- Saliva Indians
- Saliva Indians• The principal of a small group of tribes constituting a distinct linguistic stock (the Salivan), centring in the eighteenth century, about and below the junction of the Meta and Orinoco, in Venezuela
Catholic Encyclopedia. Kevin Knight. 2006.
- Saliva IndiansSaliva Indians† Catholic_Encyclopedia ► Saliva IndiansThe principal of a small group of tribes constituting a distinct linguistic stock (the Salivan), centring in the eighteenth century, about and below the junction of the Meta and Orinoco, in Venezuela, but believed to have come from farther up the Orinoco, about the confluence of the Guaviare in Columbian territory. They were of kindly and sociable disposition, and especially given to music, but followed the common barbarous practice of killing the aged and feeble. They disinterred the bones of the dead after a year, burned them, and mixed the ashes with their drinking water. In their ceremonies they blew upon the batuto, or great clay trumpet common to the tribes of the region. A grammar of their language was composed by the Jesuit Father Anisson. In 1669 the Jesuit Fathers Monteverde and Castan established the first mission in the tribe, under the name of Nuestra Señora de los Salibas, but both dying within a year the Indians again dispersed to the forest. In 1671 other Jesuit missions were established in the same general region, at Carichana, Sinameo and San Lorenzo, together with a small garrison of twelve soldiers at the first-named station, but were all destroyed by two successive invasions of the savage Carib from below in 1684 and 1693. In these two attacks four priests lost their lives, together with the captain of the garrison, his two sons, and others. Forty years later the missions were restored, the principal one, of the Saliva, being established in 1734 at Carichana on the Orinoco, just below the junction of the Meta.
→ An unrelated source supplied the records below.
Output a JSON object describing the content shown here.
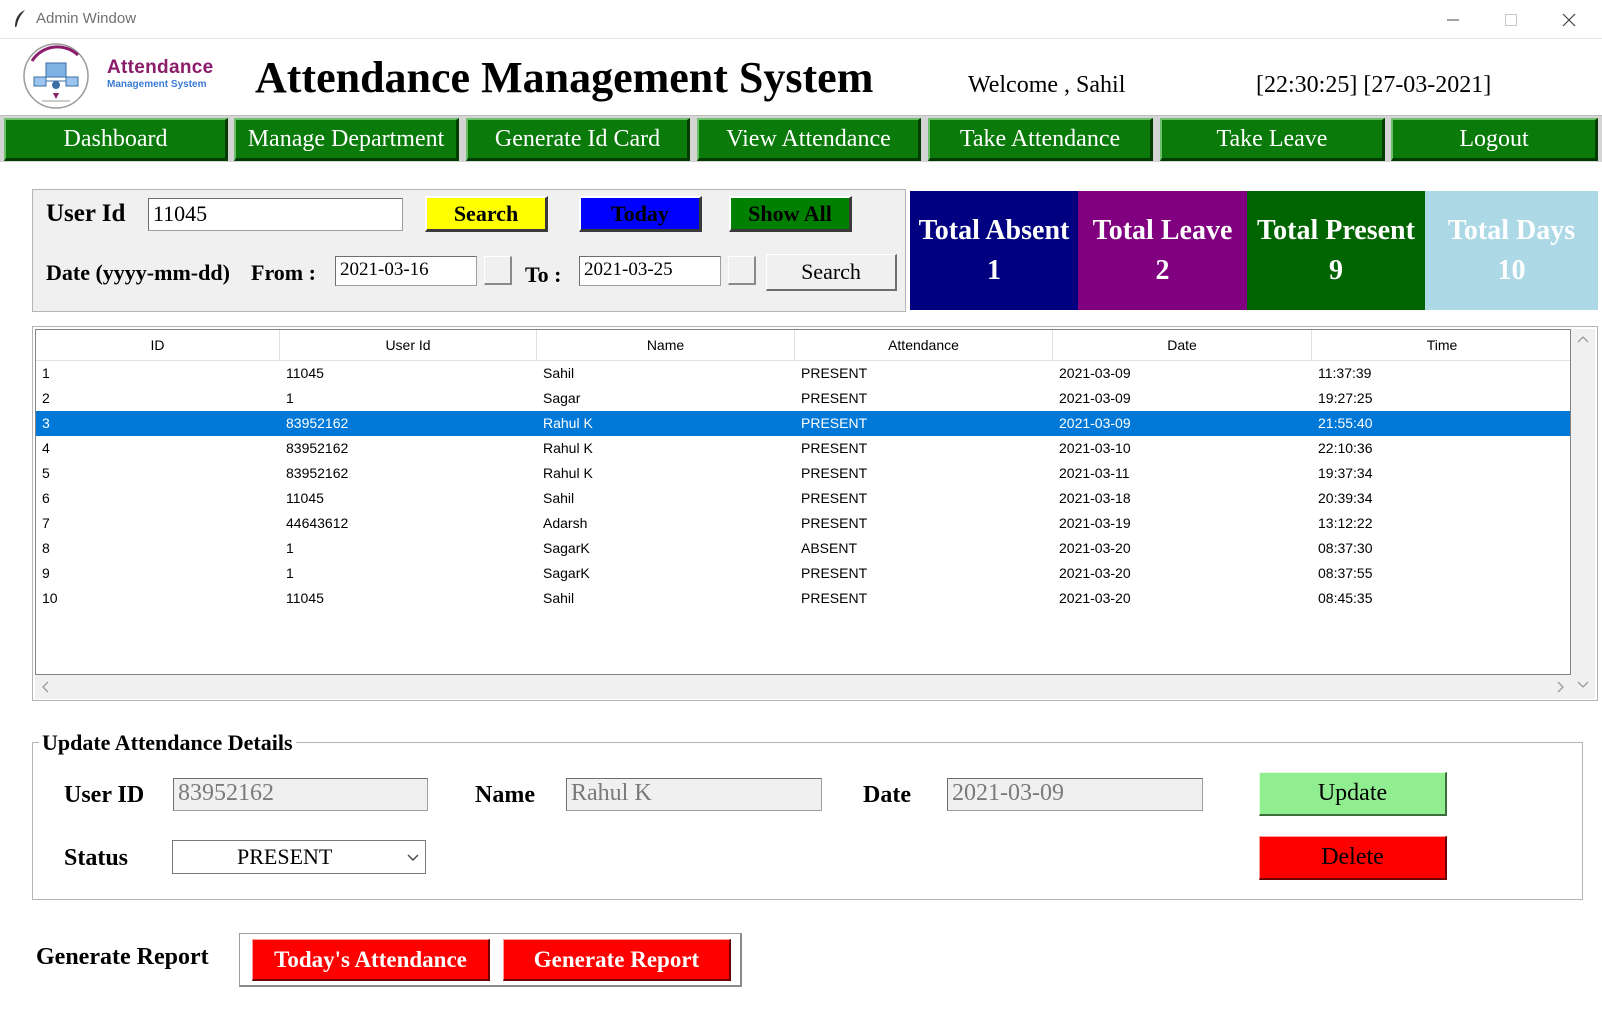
{
  "window": {
    "title": "Admin Window"
  },
  "header": {
    "logo_line1": "Attendance",
    "logo_line2": "Management System",
    "title": "Attendance Management System",
    "welcome": "Welcome , Sahil",
    "datetime": "[22:30:25] [27-03-2021]"
  },
  "nav": {
    "dashboard": "Dashboard",
    "manage_department": "Manage Department",
    "generate_id_card": "Generate Id Card",
    "view_attendance": "View Attendance",
    "take_attendance": "Take Attendance",
    "take_leave": "Take Leave",
    "logout": "Logout"
  },
  "search": {
    "user_id_label": "User Id",
    "user_id_value": "11045",
    "search_button": "Search",
    "today_button": "Today",
    "show_all_button": "Show All",
    "date_label": "Date (yyyy-mm-dd)",
    "from_label": "From :",
    "from_value": "2021-03-16",
    "to_label": "To :",
    "to_value": "2021-03-25",
    "date_search_button": "Search"
  },
  "stats": {
    "absent": {
      "label": "Total Absent",
      "value": "1",
      "color": "#000080"
    },
    "leave": {
      "label": "Total Leave",
      "value": "2",
      "color": "#800080"
    },
    "present": {
      "label": "Total Present",
      "value": "9",
      "color": "#006400"
    },
    "days": {
      "label": "Total Days",
      "value": "10",
      "color": "#add8e6"
    }
  },
  "table": {
    "columns": [
      "ID",
      "User Id",
      "Name",
      "Attendance",
      "Date",
      "Time"
    ],
    "selected_row": 2,
    "rows": [
      [
        "1",
        "11045",
        "Sahil",
        "PRESENT",
        "2021-03-09",
        "11:37:39"
      ],
      [
        "2",
        "1",
        "Sagar",
        "PRESENT",
        "2021-03-09",
        "19:27:25"
      ],
      [
        "3",
        "83952162",
        "Rahul K",
        "PRESENT",
        "2021-03-09",
        "21:55:40"
      ],
      [
        "4",
        "83952162",
        "Rahul K",
        "PRESENT",
        "2021-03-10",
        "22:10:36"
      ],
      [
        "5",
        "83952162",
        "Rahul K",
        "PRESENT",
        "2021-03-11",
        "19:37:34"
      ],
      [
        "6",
        "11045",
        "Sahil",
        "PRESENT",
        "2021-03-18",
        "20:39:34"
      ],
      [
        "7",
        "44643612",
        "Adarsh",
        "PRESENT",
        "2021-03-19",
        "13:12:22"
      ],
      [
        "8",
        "1",
        "SagarK",
        "ABSENT",
        "2021-03-20",
        "08:37:30"
      ],
      [
        "9",
        "1",
        "SagarK",
        "PRESENT",
        "2021-03-20",
        "08:37:55"
      ],
      [
        "10",
        "11045",
        "Sahil",
        "PRESENT",
        "2021-03-20",
        "08:45:35"
      ]
    ]
  },
  "update": {
    "title": "Update Attendance Details",
    "user_id_label": "User ID",
    "user_id_value": "83952162",
    "name_label": "Name",
    "name_value": "Rahul K",
    "date_label": "Date",
    "date_value": "2021-03-09",
    "status_label": "Status",
    "status_value": "PRESENT",
    "update_button": "Update",
    "delete_button": "Delete"
  },
  "report": {
    "label": "Generate Report",
    "todays_button": "Today's Attendance",
    "generate_button": "Generate Report"
  },
  "colors": {
    "nav_green": "#0a7a0a",
    "search_yellow": "#ffff00",
    "today_blue": "#0000ff",
    "show_all_green": "#008000",
    "update_green": "#90ee90",
    "delete_red": "#ff0000",
    "selection_blue": "#0078d7"
  }
}
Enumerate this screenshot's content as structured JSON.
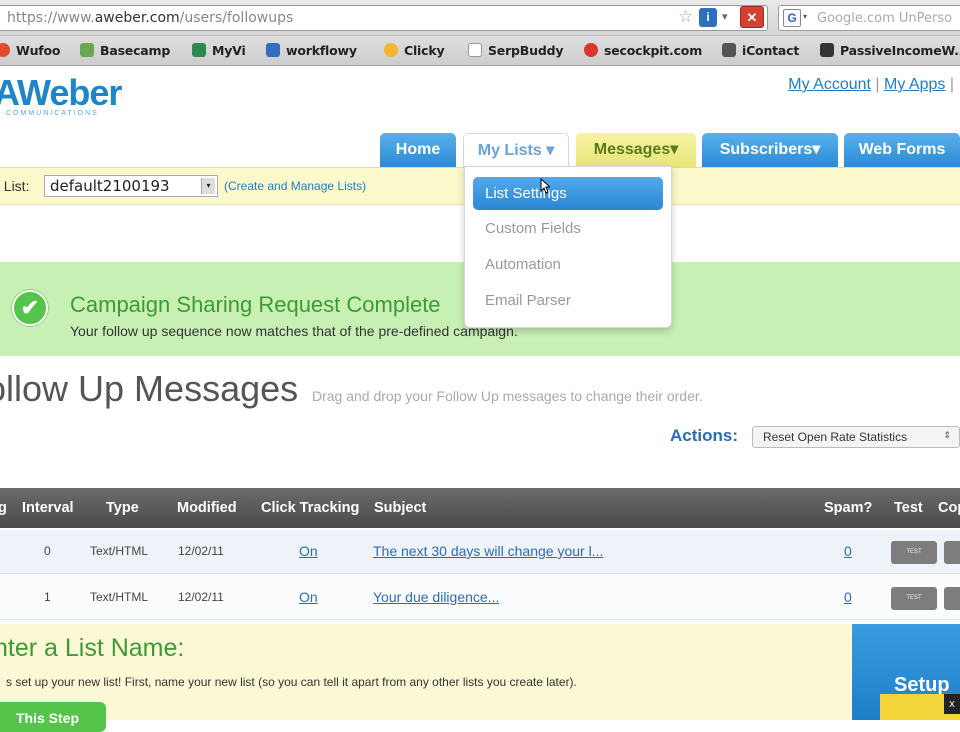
{
  "browser": {
    "url_scheme": "https://www.",
    "url_host": "aweber.com",
    "url_path": "/users/followups",
    "search_placeholder": "Google.com UnPerso",
    "google_glyph": "G",
    "star_glyph": "☆",
    "secure_glyph": "i",
    "stop_glyph": "✕",
    "drop_glyph": "▾"
  },
  "bookmarks": [
    {
      "label": "Wufoo",
      "color": "#e04a2f"
    },
    {
      "label": "Basecamp",
      "color": "#6aa84f"
    },
    {
      "label": "MyVi",
      "color": "#2d8a4e"
    },
    {
      "label": "workflowy",
      "color": "#2f6fbf"
    },
    {
      "label": "Clicky",
      "color": "#f2b632"
    },
    {
      "label": "SerpBuddy",
      "color": "#ffffff"
    },
    {
      "label": "secockpit.com",
      "color": "#d9362c"
    },
    {
      "label": "iContact",
      "color": "#555555"
    },
    {
      "label": "PassiveIncomeW...",
      "color": "#333333"
    }
  ],
  "brand": {
    "logo": "AWeber",
    "logo_sub": "COMMUNICATIONS"
  },
  "toplinks": {
    "my_account": "My Account",
    "my_apps": "My Apps",
    "separator": "|"
  },
  "nav": {
    "home": "Home",
    "my_lists": "My Lists",
    "messages": "Messages",
    "subscribers": "Subscribers",
    "web_forms": "Web Forms",
    "caret": "▾"
  },
  "list_bar": {
    "label": "t List:",
    "selected_list": "default2100193",
    "manage_link": "(Create and Manage Lists)",
    "arrow": "▾"
  },
  "dropdown": {
    "items": [
      "List Settings",
      "Custom Fields",
      "Automation",
      "Email Parser"
    ]
  },
  "success": {
    "icon": "✔",
    "title": "Campaign Sharing Request Complete",
    "body": "Your follow up sequence now matches that of the pre-defined campaign."
  },
  "main": {
    "title": "ollow Up Messages",
    "hint": "Drag and drop your Follow Up messages to change their order.",
    "actions_label": "Actions:",
    "actions_value": "Reset Open Rate Statistics",
    "actions_arrow": "⇕"
  },
  "table": {
    "headers": [
      "g",
      "Interval",
      "Type",
      "Modified",
      "Click Tracking",
      "Subject",
      "Spam?",
      "Test",
      "Cop"
    ],
    "test_label": "TEST",
    "rows": [
      {
        "interval": "0",
        "type": "Text/HTML",
        "modified": "12/02/11",
        "tracking": "On",
        "subject": "The next 30 days will change your l...",
        "spam": "0"
      },
      {
        "interval": "1",
        "type": "Text/HTML",
        "modified": "12/02/11",
        "tracking": "On",
        "subject": "Your due diligence...",
        "spam": "0"
      }
    ]
  },
  "new_list": {
    "title": "nter a List Name:",
    "body": "s set up your new list! First, name your new list (so you can tell it apart from any other lists you create later).",
    "next_button": "This Step",
    "setup": "Setup",
    "close": "x"
  }
}
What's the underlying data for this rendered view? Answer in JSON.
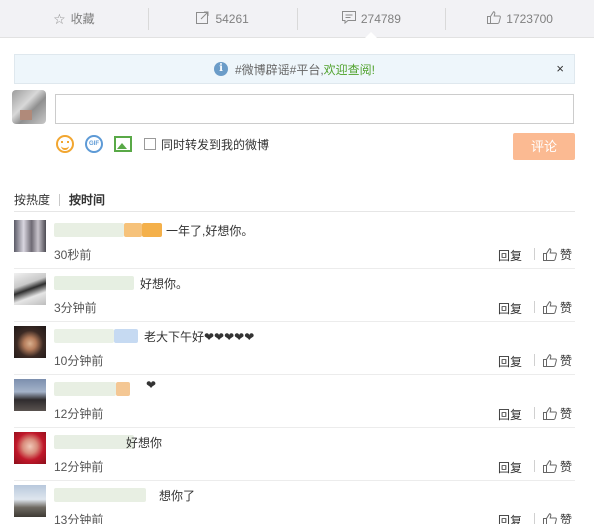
{
  "toolbar": {
    "favorite_label": "收藏",
    "forward_count": "54261",
    "comment_count": "274789",
    "like_count": "1723700"
  },
  "notice": {
    "prefix": "#微博辟谣#平台,",
    "link": "欢迎查阅!",
    "close": "×"
  },
  "compose": {
    "input_value": "",
    "repost_label": "同时转发到我的微博",
    "submit_label": "评论"
  },
  "sort": {
    "by_hot": "按热度",
    "by_time": "按时间"
  },
  "comment_actions": {
    "reply": "回复",
    "like": "赞"
  },
  "comments": [
    {
      "text": "一年了,好想你。",
      "time": "30秒前"
    },
    {
      "text": "好想你。",
      "time": "3分钟前"
    },
    {
      "text": "老大下午好❤❤❤❤❤",
      "time": "10分钟前"
    },
    {
      "text": "❤",
      "time": "12分钟前"
    },
    {
      "text": "好想你",
      "time": "12分钟前"
    },
    {
      "text": "想你了",
      "time": "13分钟前"
    }
  ],
  "colors": {
    "submit_bg": "#fbba92",
    "notice_link": "#52a32f",
    "heart": "#e23b3b"
  }
}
Its founder was Father Manuel Roman, superior of the Jesuit missions of the Orinoco, and discoverer of the Casiquiare connexion with the Amazon. The tribe numbered at that time about 4000 souls, only a small part resided at the mission. It was visited and described by Humboldt in 1800. Another Saliva mission, San Miguel de Macuco, on the Meta, had at one time 900 souls. On the expulsion of the Jesuits in 1767-68 the Orinoco missions were placed in charge of Franciscan fathers, but fell into decline. The revolutionary war and the withdrawal of help from the Spanish Government completed their ruin. The mission property was seized, the Indians scattered, and the tribe is now virtually extinct.JAMES MOONEYTranscribed by Charlie Martin
The Catholic Encyclopedia, Volume VIII. — New York: Robert Appleton Company. Nihil Obstat. 1910.